With a slim majority of just a 53% share of the vote in the province to defend from last time, the ANC has its work cut out. Fortunately for the party, the DA looks lacklustre in its own way.
Despite the resources the DA has thrown at its Gauteng campaign, its seminal, existential ambivalence on core issues — most obviously transformation and black economic empowerment — weakens its offering. It is not clear what the core value proposition of South Africa’s biggest opposition party is.
Nonetheless, there is a good chance the ANC will lose its majority.
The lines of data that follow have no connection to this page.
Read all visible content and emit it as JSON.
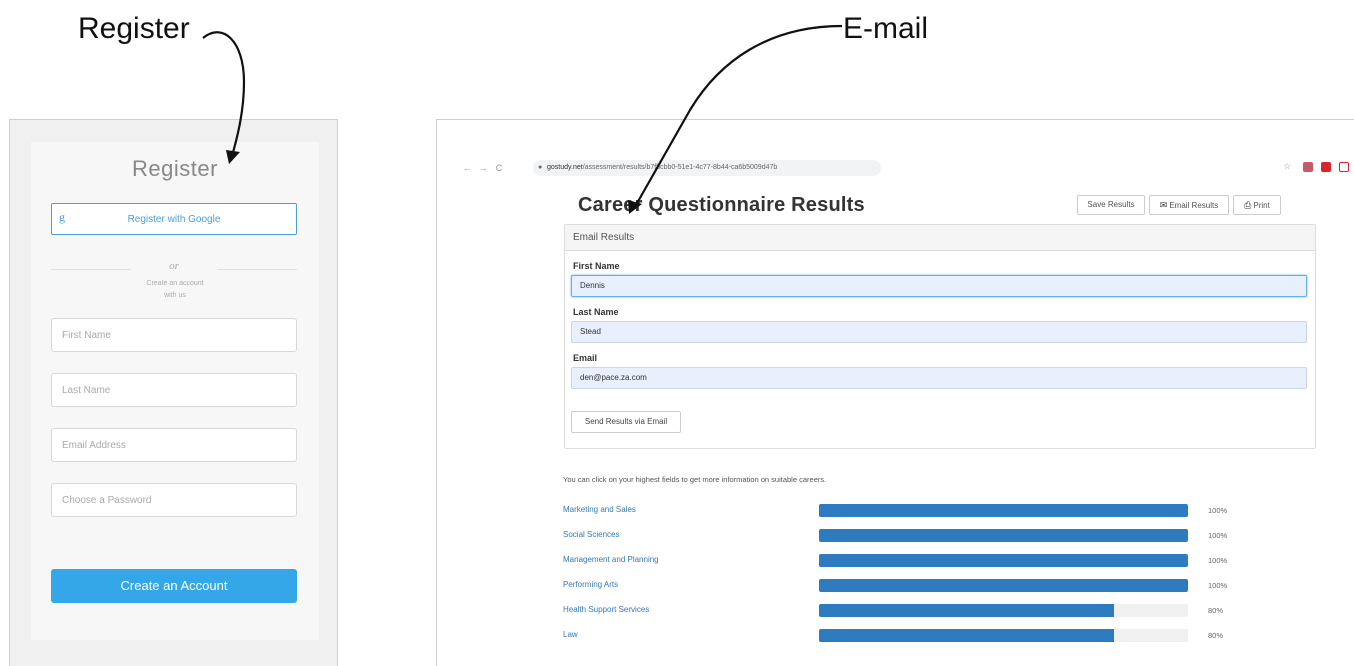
{
  "annotations": {
    "register": "Register",
    "email": "E-mail"
  },
  "register_form": {
    "title": "Register",
    "google_button": "Register with Google",
    "google_icon": "g-icon",
    "or": "or",
    "create_line1": "Create an account",
    "create_line2": "with us",
    "first_name_placeholder": "First Name",
    "last_name_placeholder": "Last Name",
    "email_placeholder": "Email Address",
    "password_placeholder": "Choose a Password",
    "submit": "Create an Account",
    "accent": "#33a7e8"
  },
  "browser": {
    "back": "←",
    "forward": "→",
    "reload": "C",
    "url_host": "gostudy.net",
    "url_path": "/assessment/results/b7fbcbb0-51e1-4c77-8b44-ca6b5009d47b",
    "star": "☆"
  },
  "results": {
    "title": "Career Questionnaire Results",
    "save_button": "Save Results",
    "email_button": "Email Results",
    "print_button": "Print",
    "email_panel": {
      "heading": "Email Results",
      "first_name_label": "First Name",
      "first_name_value": "Dennis",
      "last_name_label": "Last Name",
      "last_name_value": "Stead",
      "email_label": "Email",
      "email_value": "den@pace.za.com",
      "send_button": "Send Results via Email"
    },
    "hint": "You can click on your highest fields to get more information on suitable careers.",
    "fields": [
      {
        "label": "Marketing and Sales",
        "value": 100,
        "pct": "100%"
      },
      {
        "label": "Social Sciences",
        "value": 100,
        "pct": "100%"
      },
      {
        "label": "Management and Planning",
        "value": 100,
        "pct": "100%"
      },
      {
        "label": "Performing Arts",
        "value": 100,
        "pct": "100%"
      },
      {
        "label": "Health Support Services",
        "value": 80,
        "pct": "80%"
      },
      {
        "label": "Law",
        "value": 80,
        "pct": "80%"
      }
    ],
    "bar_color": "#2f7bbf"
  }
}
At the moment, the only small parties with seats in the Gauteng provincial legislature are the Freedom Front (one seat) and the Inkatha Freedom Party Plus (one). These are unlikely natural coalition partners for the ANC, who will have to form a governing coalition with either the EFF or the DA.
So the problem for the DA is, even if the ANC loses its majority in the country’s economic heartland, the DA may not end up in government unless the ANC is willing to consider a “grand coalition” with it — an interesting strategic dilemma that the ANC may not have applied its mind to, as it regards talk of coalition-building as taboo.
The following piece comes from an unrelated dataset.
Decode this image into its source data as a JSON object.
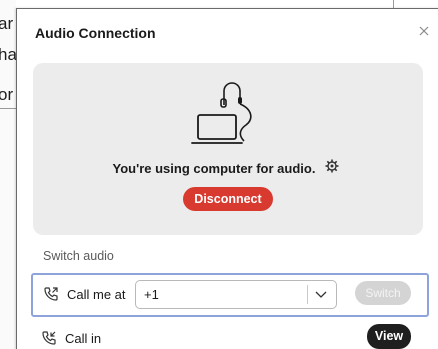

In this regard, the most interesting tactical manoeuvre of the campaign has come from EFF leader Julius Malema, who has tacked away from the DA, with whom his party has inherently unstable “confidence and supply”-type arrangements in Tshwane and Johannesburg, towards the ANC. The EFF has not taken up seats in municipal executive committees, but maintains support for the DA minority government on an issue-by-issue basis.
This is a risky strategy for Malema. It may upset many of the “true believers” both in the party and in the electorate, who appreciate the EFF because it is not the ANC and because of its muscular anti-establishment stance.
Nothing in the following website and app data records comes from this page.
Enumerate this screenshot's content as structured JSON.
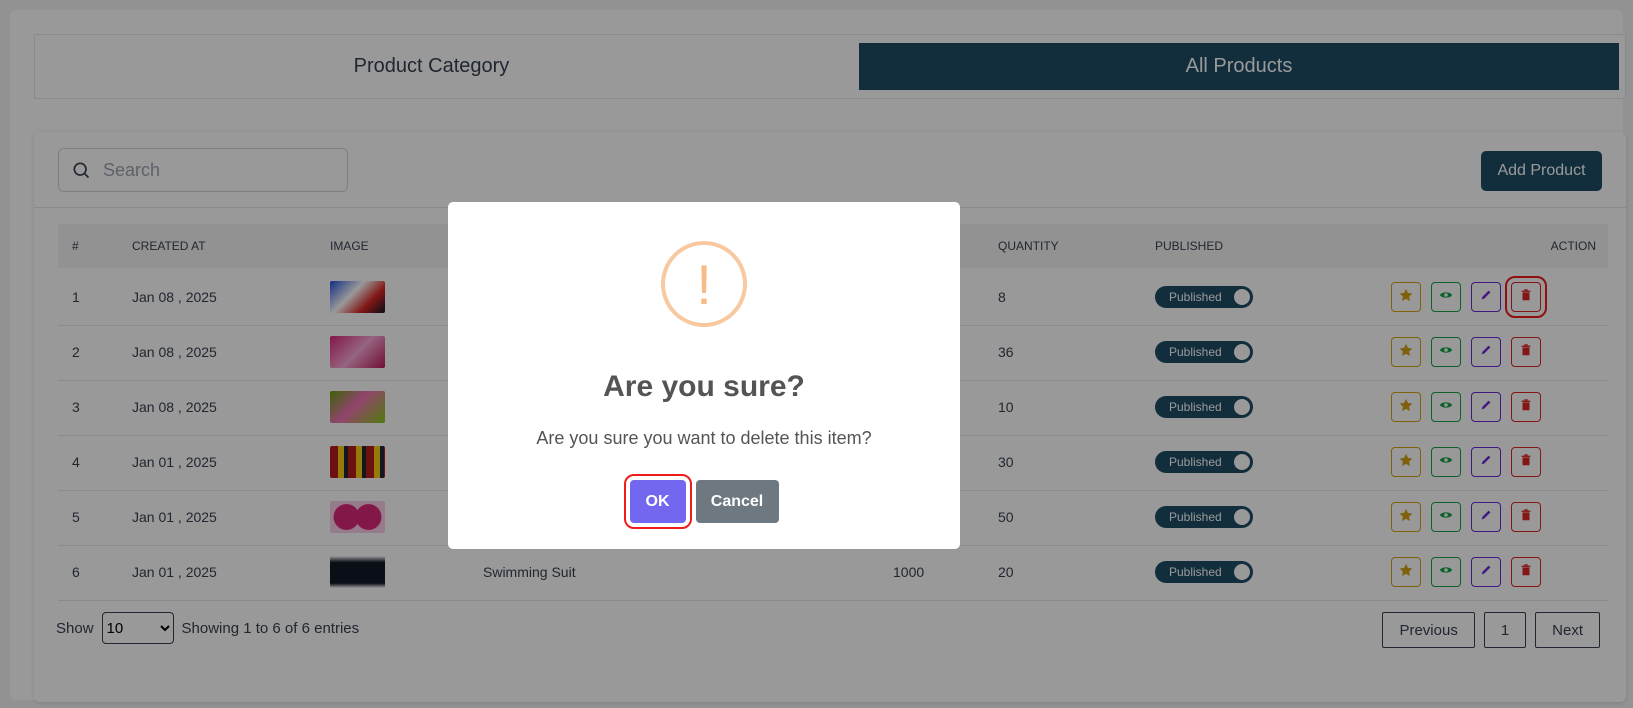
{
  "tabs": {
    "category": "Product Category",
    "all": "All Products"
  },
  "toolbar": {
    "search_placeholder": "Search",
    "add_label": "Add Product"
  },
  "table": {
    "headers": {
      "num": "#",
      "created": "CREATED AT",
      "image": "IMAGE",
      "quantity": "QUANTITY",
      "published": "PUBLISHED",
      "action": "ACTION"
    },
    "rows": [
      {
        "num": "1",
        "created": "Jan 08 , 2025",
        "name": "",
        "price": "",
        "quantity": "8",
        "published": "Published"
      },
      {
        "num": "2",
        "created": "Jan 08 , 2025",
        "name": "",
        "price": "",
        "quantity": "36",
        "published": "Published"
      },
      {
        "num": "3",
        "created": "Jan 08 , 2025",
        "name": "",
        "price": "",
        "quantity": "10",
        "published": "Published"
      },
      {
        "num": "4",
        "created": "Jan 01 , 2025",
        "name": "",
        "price": "",
        "quantity": "30",
        "published": "Published"
      },
      {
        "num": "5",
        "created": "Jan 01 , 2025",
        "name": "",
        "price": "",
        "quantity": "50",
        "published": "Published"
      },
      {
        "num": "6",
        "created": "Jan 01 , 2025",
        "name": "Swimming Suit",
        "price": "1000",
        "quantity": "20",
        "published": "Published"
      }
    ]
  },
  "footer": {
    "show_label": "Show",
    "page_size": "10",
    "entries_text": "Showing 1 to 6 of 6 entries",
    "prev": "Previous",
    "page": "1",
    "next": "Next"
  },
  "modal": {
    "icon": "!",
    "title": "Are you sure?",
    "text": "Are you sure you want to delete this item?",
    "ok": "OK",
    "cancel": "Cancel"
  },
  "colors": {
    "primary": "#1f4e66",
    "confirm": "#7367f0",
    "cancel": "#6e7881",
    "warning": "#f8bb86"
  },
  "icons": {
    "star": "star-icon",
    "view": "eye-icon",
    "edit": "pencil-icon",
    "delete": "trash-icon",
    "search": "search-icon"
  }
}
Moreover, it may have played into the hands of the DA nationally — in the final weeks of the campaign the DA has been able to run what appears to be an effective “fear message” about the dangers of an ANC-EFF alliance, eager to hold on to voters who might be considering taking their vote to one of the smorgasbord of 45 registered smaller parties, especially in the Western Cape, where the outcome is now causing DA leaders to fret, at least in private.
Contrary to the dreary campaigning, there is everything to play for. Scholtz’s number-crunching indicates that on the basis of certain assumptions about differentiated turnout and voting patterns in both black and minority demographic groups, an ANC victory in the 56% to 59% range is the most likely outcome.
The starting point for this analysis is the 54% that the ANC got in 2016. Convert that to a more realistic national election turnout and you should start at 56%, argues Scholtz.
56, then, is par.
Earlier, I thought the ANC would be more likely to be over par than under. Now, my instincts are that the reverse may be true and if there is to be a surprise, it will be on the ANC’s downside — in other words, closer to 50%, which would necessarily mean, in turn, a significant increase in the EFF’s share of the vote.
Thus, for the longer term, the thing to really focus on after the final result is in, is the relationship between the ANC and the EFF lines on the time-graph: are they converging or diverging?
Convergence implies greater political risk in the longer term. Divergence would be good news for Ramaphosa, for his reform programme and for the prospects for the country.
At the start of this campaign, 60% was the threshold figure necessary for Ramaphosa to shed the shackles of his own divided party.
But a slightly lower number — one that arrests the decline of the ANC over the past four national and local government elections — would still represent success for Ramaphosa and the ANC.
In short, 57 is the new 60.
Richard Calland is an associate professor in public law at the University of Cape Town and partner in the political risk consultancy, The Paternoster Group